### What this task involves
Take from the data every line in which the word "distance" is found.

### Supplied material
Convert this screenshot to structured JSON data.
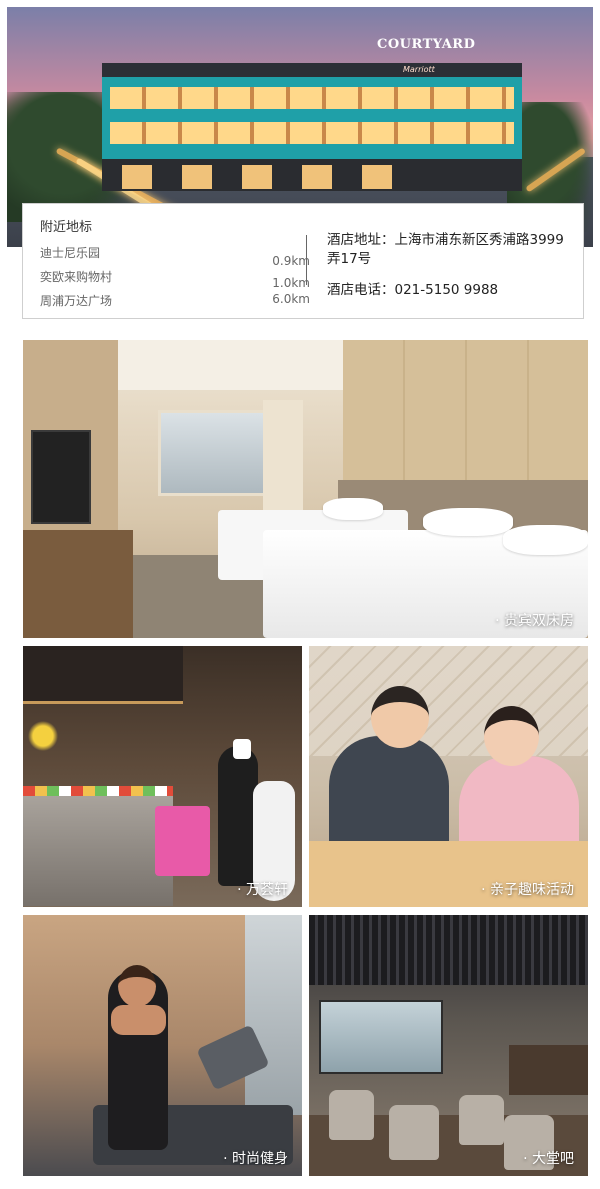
{
  "hero": {
    "brand": "COURTYARD",
    "brand_sub": "Marriott"
  },
  "info": {
    "title": "附近地标",
    "landmarks": [
      {
        "name": "迪士尼乐园",
        "distance": "0.9km"
      },
      {
        "name": "奕欧来购物村",
        "distance": "1.0km"
      },
      {
        "name": "周浦万达广场",
        "distance": "6.0km"
      }
    ],
    "address": "酒店地址：上海市浦东新区秀浦路3999弄17号",
    "phone": "酒店电话：021-5150 9988"
  },
  "photos": {
    "room_caption": "· 贵宾双床房",
    "buffet_caption": "· 万荟轩",
    "kids_caption": "· 亲子趣味活动",
    "gym_caption": "· 时尚健身",
    "lobby_caption": "· 大堂吧"
  }
}
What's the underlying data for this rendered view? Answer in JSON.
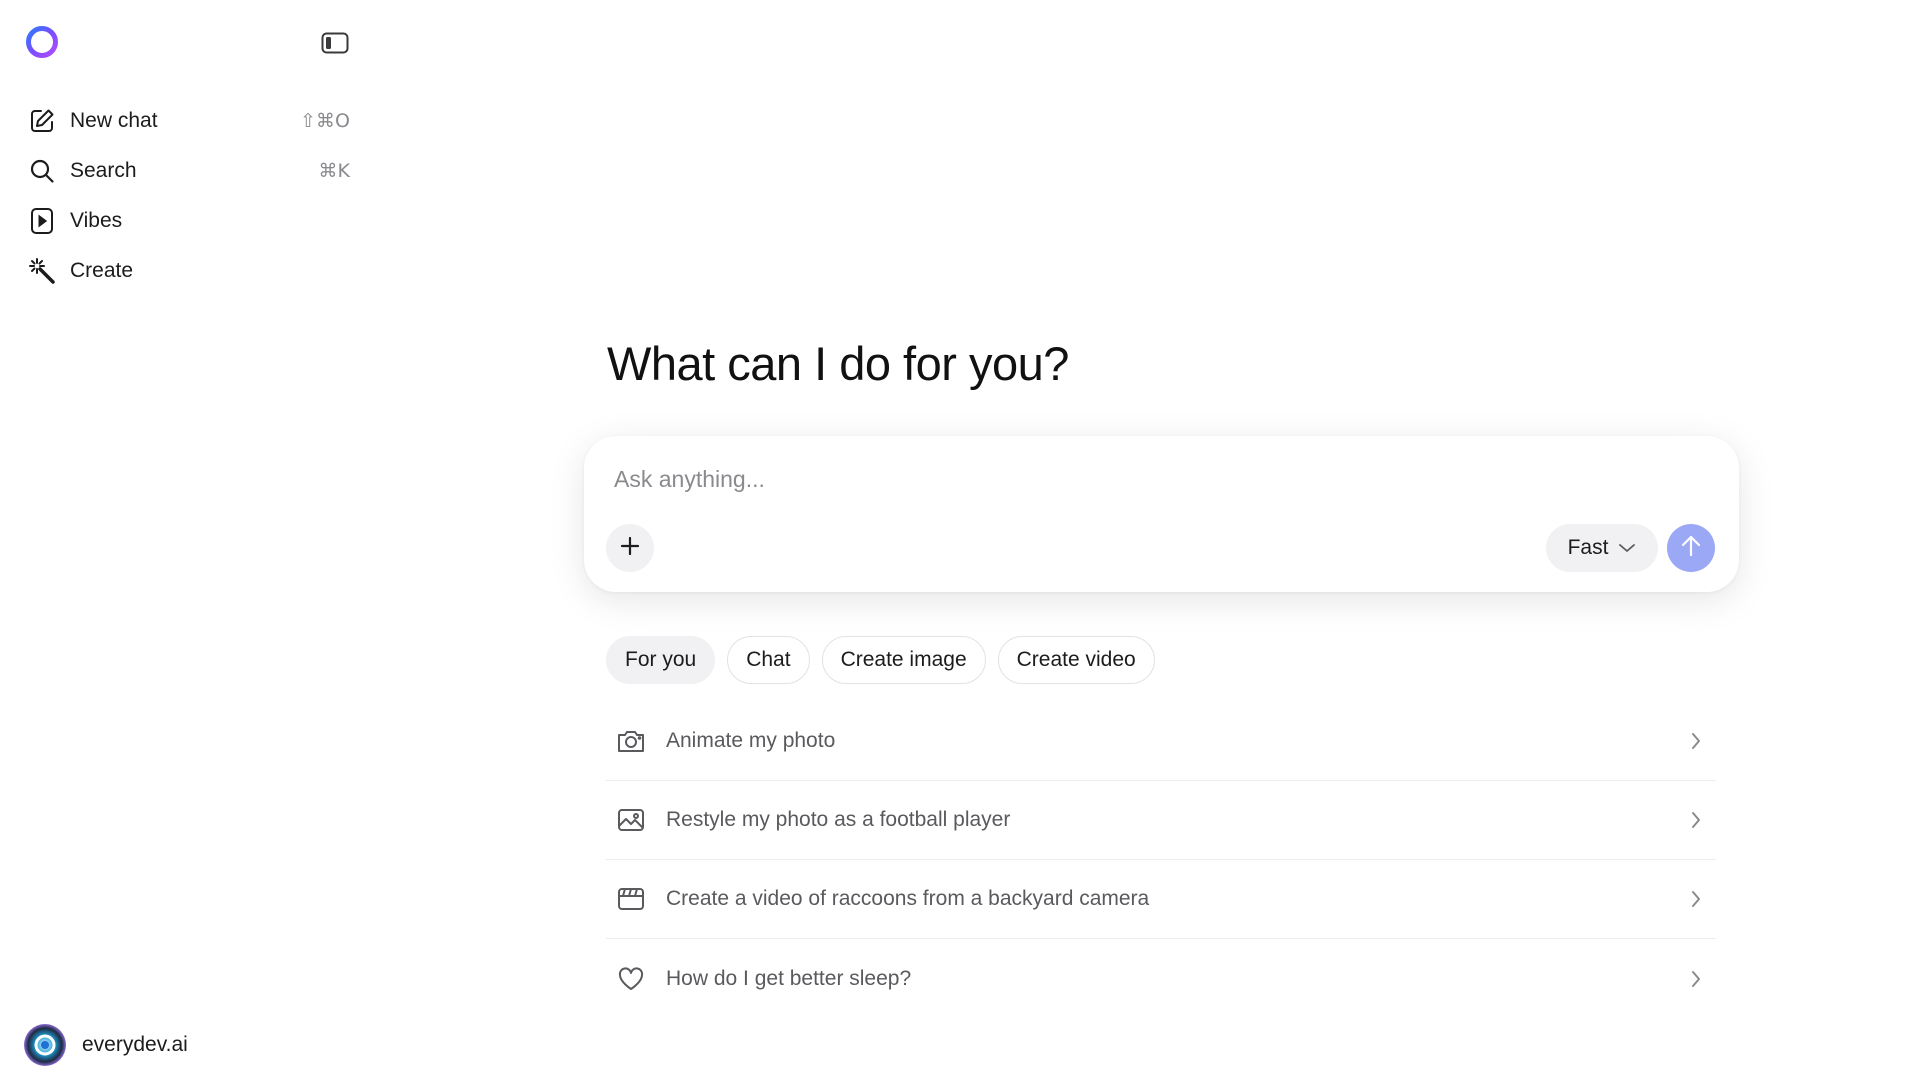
{
  "sidebar": {
    "logo_icon": "ring-logo-icon",
    "toggle_icon": "sidebar-toggle-icon",
    "items": [
      {
        "label": "New chat",
        "shortcut": "⇧⌘O",
        "icon": "edit-icon"
      },
      {
        "label": "Search",
        "shortcut": "⌘K",
        "icon": "search-icon"
      },
      {
        "label": "Vibes",
        "shortcut": "",
        "icon": "play-icon"
      },
      {
        "label": "Create",
        "shortcut": "",
        "icon": "magic-wand-icon"
      }
    ],
    "profile": {
      "name": "everydev.ai",
      "icon": "avatar-icon"
    }
  },
  "main": {
    "headline": "What can I do for you?",
    "composer": {
      "placeholder": "Ask anything...",
      "model_label": "Fast",
      "plus_icon": "plus-icon",
      "send_icon": "arrow-up-icon"
    },
    "chips": [
      {
        "label": "For you",
        "active": true
      },
      {
        "label": "Chat",
        "active": false
      },
      {
        "label": "Create image",
        "active": false
      },
      {
        "label": "Create video",
        "active": false
      }
    ],
    "suggestions": [
      {
        "label": "Animate my photo",
        "icon": "camera-icon"
      },
      {
        "label": "Restyle my photo as a football player",
        "icon": "image-icon"
      },
      {
        "label": "Create a video of raccoons from a backyard camera",
        "icon": "clapperboard-icon"
      },
      {
        "label": "How do I get better sleep?",
        "icon": "heart-icon"
      }
    ]
  },
  "colors": {
    "accent": "#9aa8f5",
    "chip_active_bg": "#f1f1f3",
    "muted_text": "#5a5a5e"
  }
}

### Finished task
        "distance": "0.9km"
        "distance": "1.0km"
        "distance": "6.0km"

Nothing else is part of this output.